There is a growing body of evidence that small pieces of information can substantially change students’ educational outcomes. Technology offers one of the easiest and cheapest ways to transmit relevant information to students and yet researchers and practitioners are only beginning to understand which tools are most effective and how best to use the tools. This panel examines a variety of settings and methods in which technology is used to provide information to students and the efficacy of such efforts.
In the first of two experimental papers that use text messages as a means of providing information to students, the authors seek to improve college completion and overall academic performance using goal setting reminders. Students in the treatment groups set their goals at the beginning of their schooling and are sent advice, reminders, and motivational text messages. Preliminary results suggest positive responses to these texts.
In the second text messaging experiment, students and families in Texas and Delaware receive messages regarding successful completion of the FAFSA. Prompts include reminders, advice, and the option to be put in touch with a person. Preliminary results show a high degree of implementation fidelity and improvement in FAFSA completion, which is a major barrier to college enrollment.
The third paper uses one of the largest online social media companies, Facebook, to send highly targeted ads to low-income and at-risk students. The series of experiments range from getting high school students to register for the SATs to getting community college students to matriculate and persist. Results of the Facebook experiments are mixed but are cost effective and may help certain sub-populations.
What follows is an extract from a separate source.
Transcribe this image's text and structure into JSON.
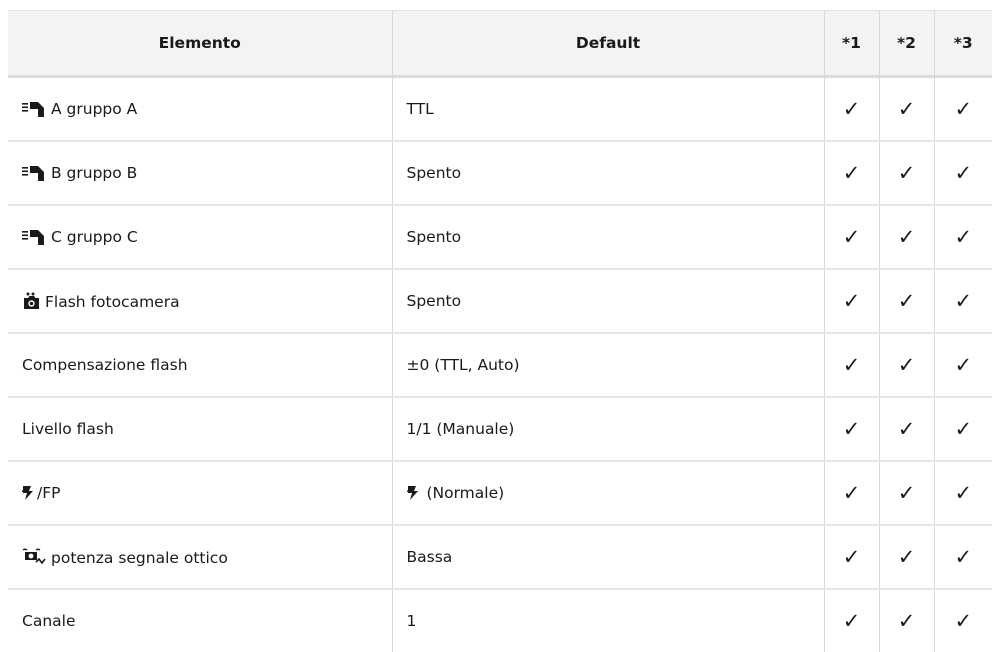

The final paper, which is quasi-experimental, shows how the diffusion of broadband internet of the 2000s changed college applications. Unlike the previous experiments, providing students with information came in a market setting but has effects consistent with experimental evidence. Notably, students with access to high-speed internet are more likely to apply to more colleges and more selective colleges.